"""

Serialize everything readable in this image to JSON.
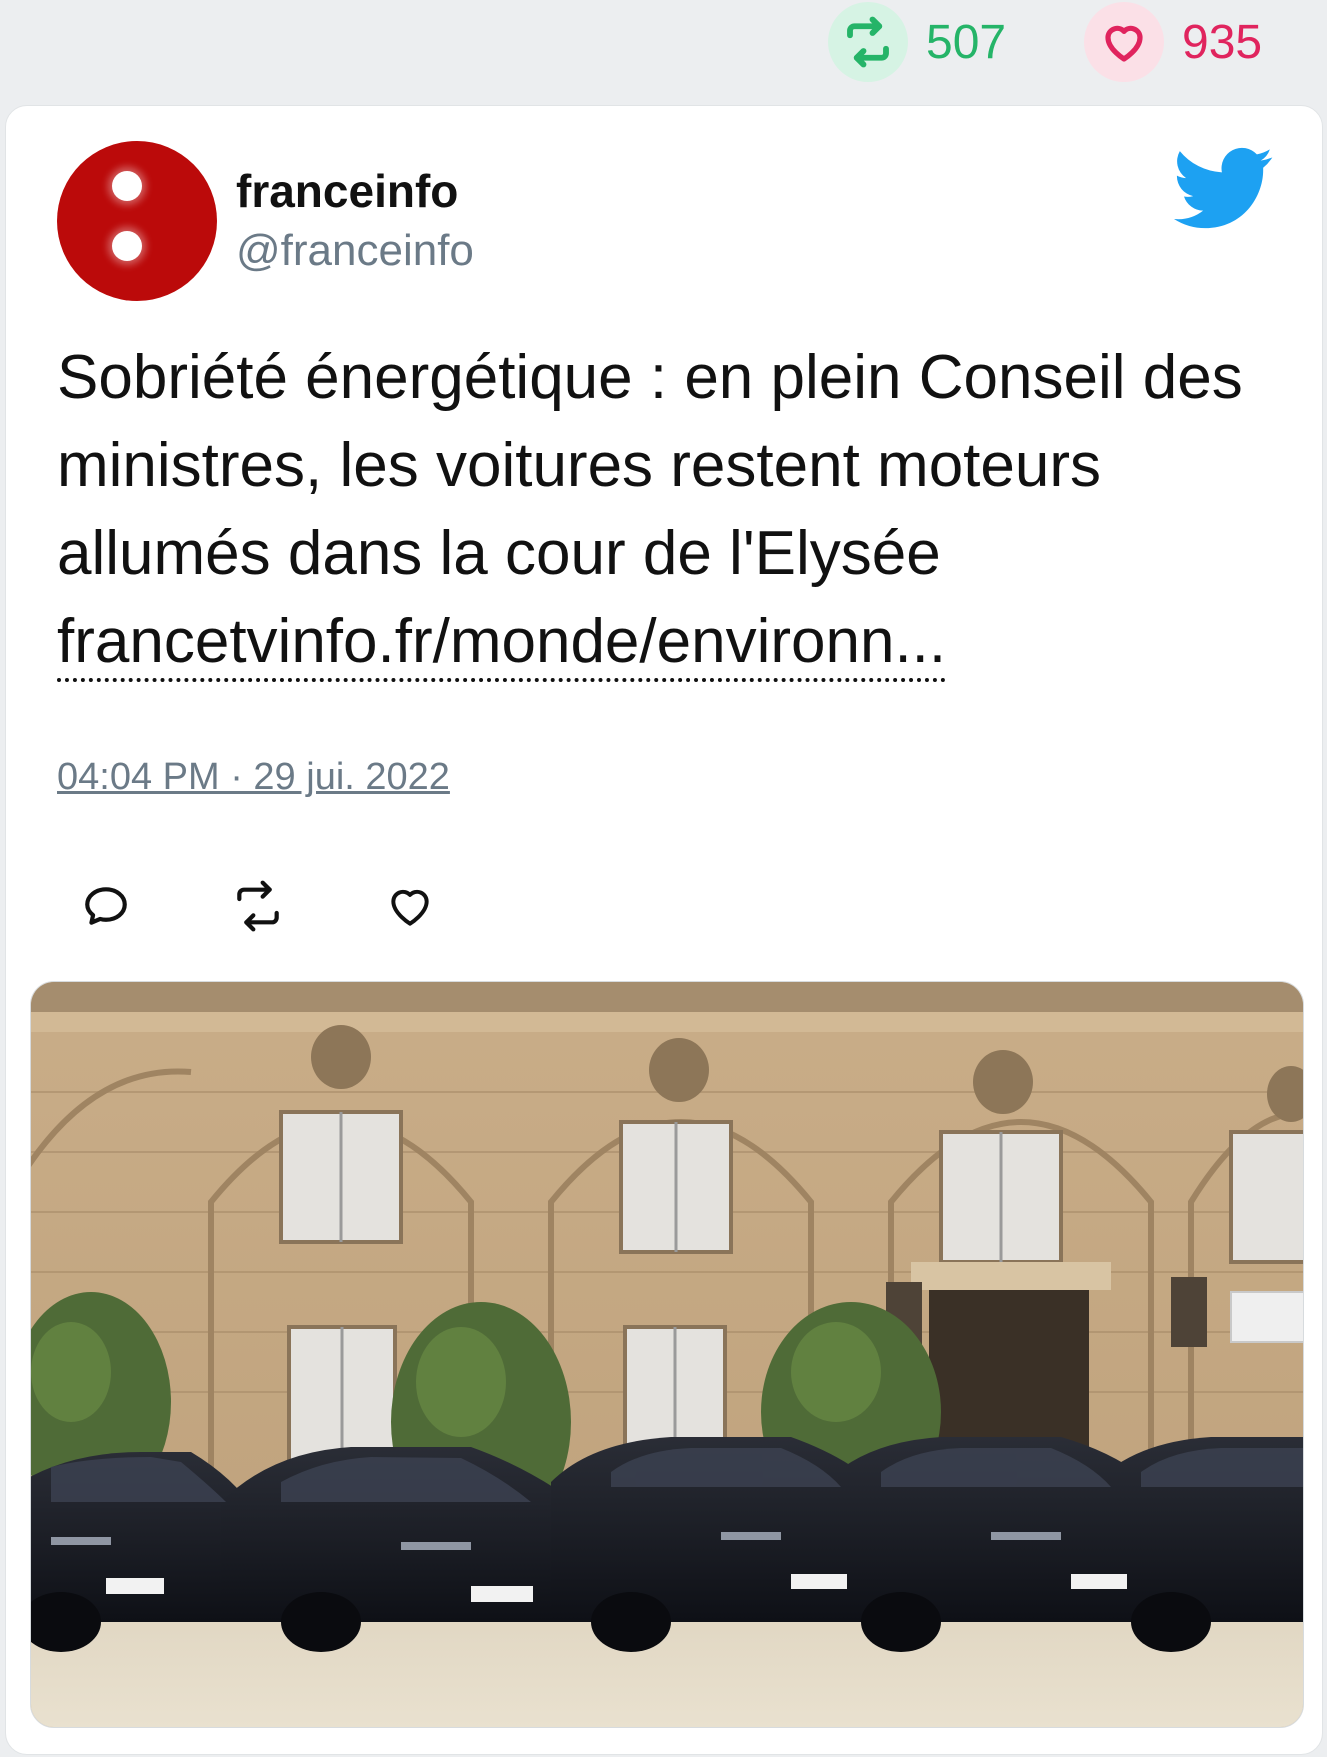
{
  "stats": {
    "retweet_icon": "retweet-icon",
    "retweet_count": "507",
    "like_icon": "heart-icon",
    "like_count": "935"
  },
  "tweet": {
    "author_name": "franceinfo",
    "author_handle": "@franceinfo",
    "text": "Sobriété énergétique : en plein Conseil des ministres, les voitures restent moteurs allumés dans la cour de l'Elysée",
    "link": "francetvinfo.fr/monde/environn...",
    "timestamp": "04:04 PM · 29 jui. 2022"
  },
  "actions": {
    "reply_icon": "reply-icon",
    "retweet_icon": "retweet-icon",
    "like_icon": "heart-icon"
  },
  "colors": {
    "retweet": "#25b468",
    "like": "#e0245e",
    "twitter_blue": "#1da1f2",
    "avatar_red": "#bb0a0a",
    "muted": "#6b7a87"
  }
}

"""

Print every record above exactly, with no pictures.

Serialize everything readable in this image to JSON.
{
  "stats": {
    "retweet_icon": "retweet-icon",
    "retweet_count": "507",
    "like_icon": "heart-icon",
    "like_count": "935"
  },
  "tweet": {
    "author_name": "franceinfo",
    "author_handle": "@franceinfo",
    "text": "Sobriété énergétique : en plein Conseil des ministres, les voitures restent moteurs allumés dans la cour de l'Elysée",
    "link": "francetvinfo.fr/monde/environn...",
    "timestamp": "04:04 PM · 29 jui. 2022"
  },
  "actions": {
    "reply_icon": "reply-icon",
    "retweet_icon": "retweet-icon",
    "like_icon": "heart-icon"
  },
  "colors": {
    "retweet": "#25b468",
    "like": "#e0245e",
    "twitter_blue": "#1da1f2",
    "avatar_red": "#bb0a0a",
    "muted": "#6b7a87"
  }
}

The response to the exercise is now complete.